The City of Blackshear has amended their petition in an ongoing legal dispute with Sheriff Ramsey Bennett over a jail housing agreement for city inmates.  

The amended petition, filed in Pierce County Superior Court Thursday, March 18, appears to shift the focus of the lawsuit from an argument over which prisoners Bennett is obligated to take and what intake processes he can require Blackshear Police Department to follow, to the question of whether the sheriff has the authority to negotiate the daily rate the city must pay for housing those inmates.

Brandon Palmer, special  counsel for the city, requests a declaration from the judge regarding the sheriff’s authority to “enter into an intergovernmental contract for the city’s use of the Pierce County Jail” and his legal right to “demand a charge above and beyond that contracted for between the city and Pierce County.”

“We contend the county is the local government responsible for contracting with the city to house their inmates and the sheriff doesn’t have that authority,” Palmer told The Times.

Rick Currie, Bennett’s attorney, told The Times he has reviewed the amended petition and intends to file a response.

“I’ll be meeting with the Sheriff ... we will be responding,” Currie says.

In the petition, Palmer reiterates the city’s position they are bound by the $35/day rate set forth in a 2018 Service Delivery Strategy (SDS) with Pierce County and claims the sheriff has “demanded payment in the amount of $62.85 per diem, per inmate, for the city’s use of the county jail, even though the city already has a contract with the county for use of the county jail.”

The Times obtained a copy of an invoice from the Pierce County Board of Commissioners to the City of Blackshear dated March 3 for inmate housing charges for February.
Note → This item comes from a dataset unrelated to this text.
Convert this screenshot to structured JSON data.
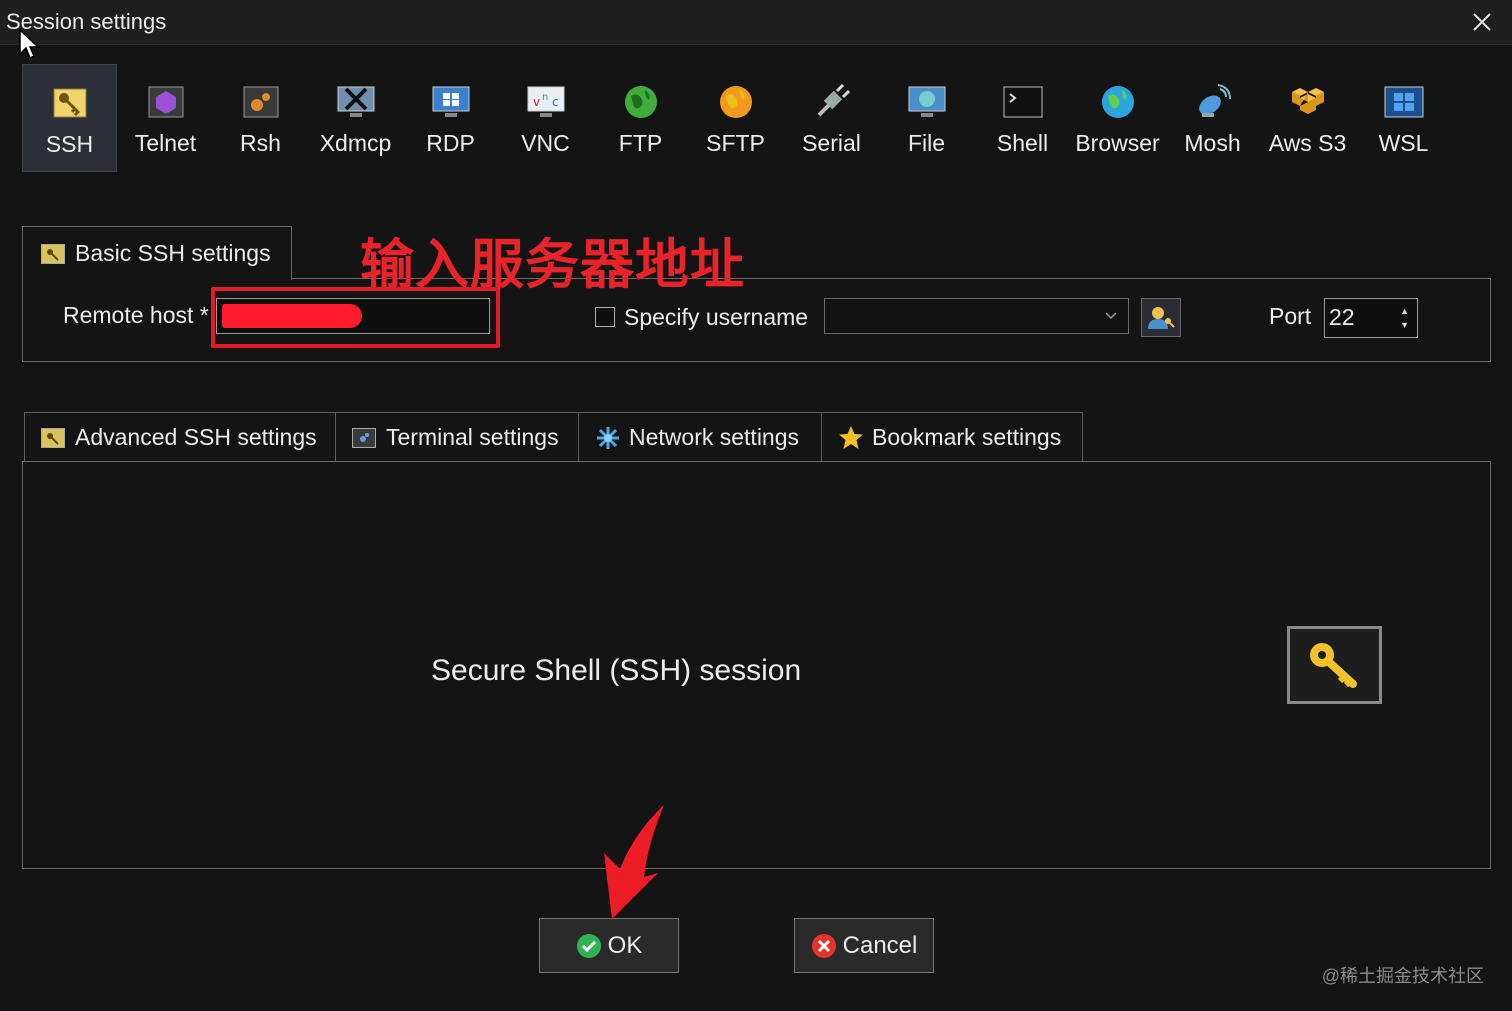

That bill charges $62.85 per day for a total bill of $1,131.30.

City officials reportedly intend to pay the $35/day rate as set forth in the SDS for now.
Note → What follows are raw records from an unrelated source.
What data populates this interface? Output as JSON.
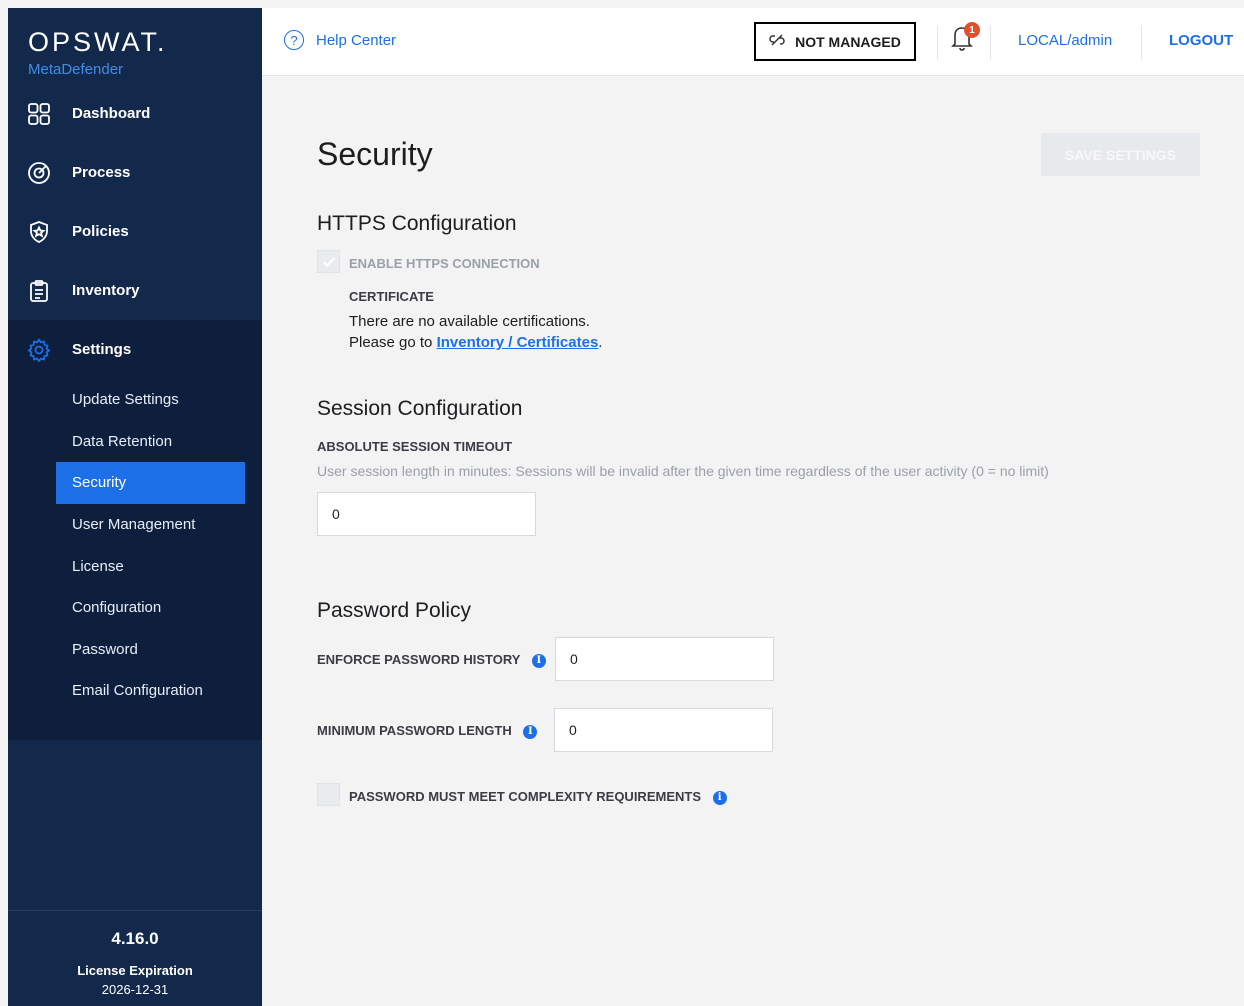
{
  "brand": {
    "logo": "OPSWAT.",
    "product": "MetaDefender"
  },
  "nav": {
    "dashboard": "Dashboard",
    "process": "Process",
    "policies": "Policies",
    "inventory": "Inventory",
    "settings": "Settings"
  },
  "settings_sub": [
    {
      "label": "Update Settings"
    },
    {
      "label": "Data Retention"
    },
    {
      "label": "Security"
    },
    {
      "label": "User Management"
    },
    {
      "label": "License"
    },
    {
      "label": "Configuration"
    },
    {
      "label": "Password"
    },
    {
      "label": "Email Configuration"
    }
  ],
  "footer": {
    "version": "4.16.0",
    "license_label": "License Expiration",
    "license_date": "2026-12-31"
  },
  "topbar": {
    "help": "Help Center",
    "not_managed": "NOT MANAGED",
    "notification_count": "1",
    "user": "LOCAL/admin",
    "logout": "LOGOUT"
  },
  "page": {
    "title": "Security",
    "save_button": "SAVE SETTINGS",
    "https": {
      "title": "HTTPS Configuration",
      "enable_label": "ENABLE HTTPS CONNECTION",
      "certificate_label": "CERTIFICATE",
      "no_cert_text": "There are no available certifications.",
      "go_to_text": "Please go to",
      "link_text": "Inventory / Certificates",
      "trailing": "."
    },
    "session": {
      "title": "Session Configuration",
      "timeout_label": "ABSOLUTE SESSION TIMEOUT",
      "hint": "User session length in minutes: Sessions will be invalid after the given time regardless of the user activity (0 = no limit)",
      "timeout_value": "0"
    },
    "password": {
      "title": "Password Policy",
      "history_label": "ENFORCE PASSWORD HISTORY",
      "history_value": "0",
      "min_length_label": "MINIMUM PASSWORD LENGTH",
      "min_length_value": "0",
      "complexity_label": "PASSWORD MUST MEET COMPLEXITY REQUIREMENTS"
    }
  },
  "colors": {
    "sidebar": "#13294b",
    "accent": "#1d6fe8",
    "badge": "#e0502f"
  }
}
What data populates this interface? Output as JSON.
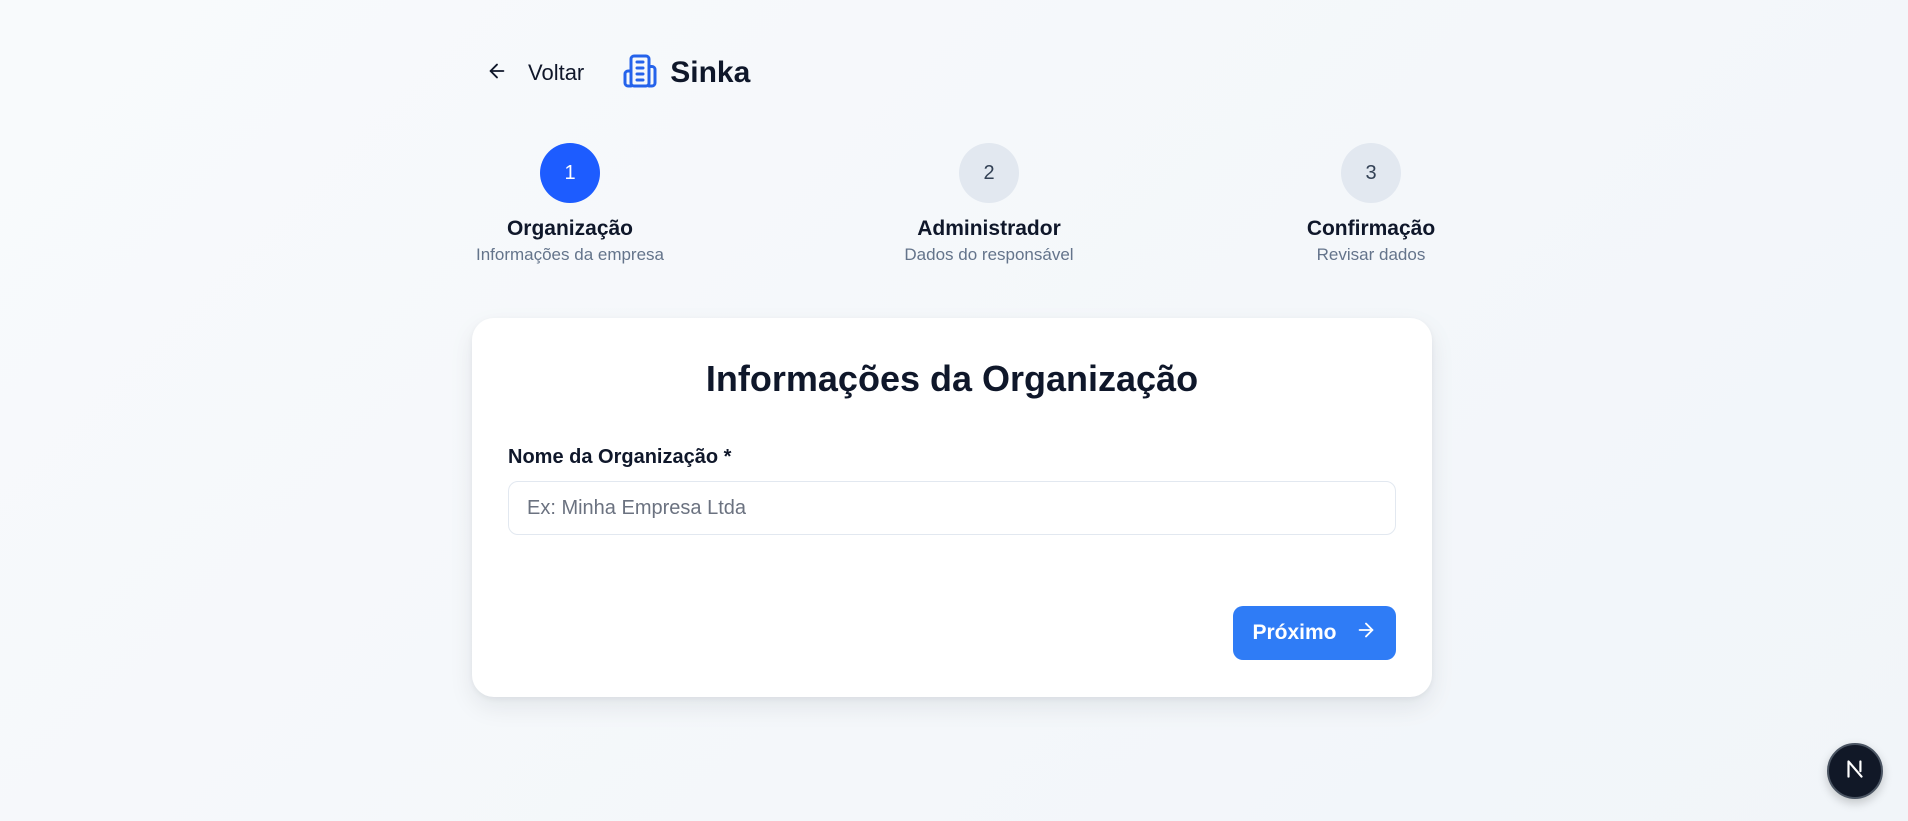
{
  "header": {
    "back_label": "Voltar",
    "brand_name": "Sinka",
    "back_icon": "arrow-left-icon",
    "brand_icon": "building-icon"
  },
  "stepper": {
    "steps": [
      {
        "number": "1",
        "title": "Organização",
        "subtitle": "Informações da empresa",
        "active": true
      },
      {
        "number": "2",
        "title": "Administrador",
        "subtitle": "Dados do responsável",
        "active": false
      },
      {
        "number": "3",
        "title": "Confirmação",
        "subtitle": "Revisar dados",
        "active": false
      }
    ]
  },
  "form": {
    "title": "Informações da Organização",
    "org_name_label": "Nome da Organização *",
    "org_name_value": "",
    "org_name_placeholder": "Ex: Minha Empresa Ltda",
    "next_label": "Próximo",
    "next_icon": "arrow-right-icon"
  },
  "dev_badge": {
    "icon": "nextjs-logo-icon"
  },
  "colors": {
    "primary": "#1d5cff",
    "button": "#2f7cf6",
    "brand_icon": "#2563eb",
    "inactive_step": "#e2e8f0",
    "muted_text": "#64748b"
  }
}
Sheriff Bennett previously indicated  he would charge the city his “actual housing cost” of approximately $62/day, in the absence of a renegotiated agreement. (See previous Times’ coverage of this ongoing legal action.)

“The Sheriff contends that because he is the sheriff, he has the authority to require a payment above and beyond that contracted for between the county and the city … the Sheriff has no lawful authority to require the city to pay a per diem fee to accept, take charge of, and house inmates from the custody of the Blackshear Police Department, above and beyond that contracted for between the county and the city,” Palmer argues in the amended petition.

Prior to Palmer’s filing of an amended petition, Senior Judge E.M. Wilkes III denied the city’s request for a temporary restraining order (TRO) against Bennett that would have mandated he accept all inmates arrested or charged by the City of Blackshear Police Department into the Pierce County jail for 30 days.

Wilkes’ denial followed Bennett’s on-the-stand testimony at a TRO hearing in February that he would indeed accept all prisoners, thus eliminating the immediate need for a TRO ruling.

“Regardless of an agreement, we’ll take prisoners,” Bennett said on the stand.

When questioned by his attorney, Bennett further stated he would accept BPD inmates with or without a warrant, and will also take inmates charged only with municipal offenses. Bennett reportedly began accepting all city inmates into the jail again in February waiving conditions he implemented in January.

“Based on these representations by [Sheriff Bennett], this Court finds that there is no immediate risk of harm or loss to the Petitioner (City of Blackshear),” Wilkes wrote.

Wilkes has set another hearing in the case for Friday, May 14. The hearing will begin at 10 a.m. at the Courthouse Annex.

Read more coverage on this ongoing story in the December 16, 2020, January 20, January 27, February 3, 10, 17, 24 and March 10th editions of The Blackshear Times and on The Times’ website at www.theblacksheartimes.com.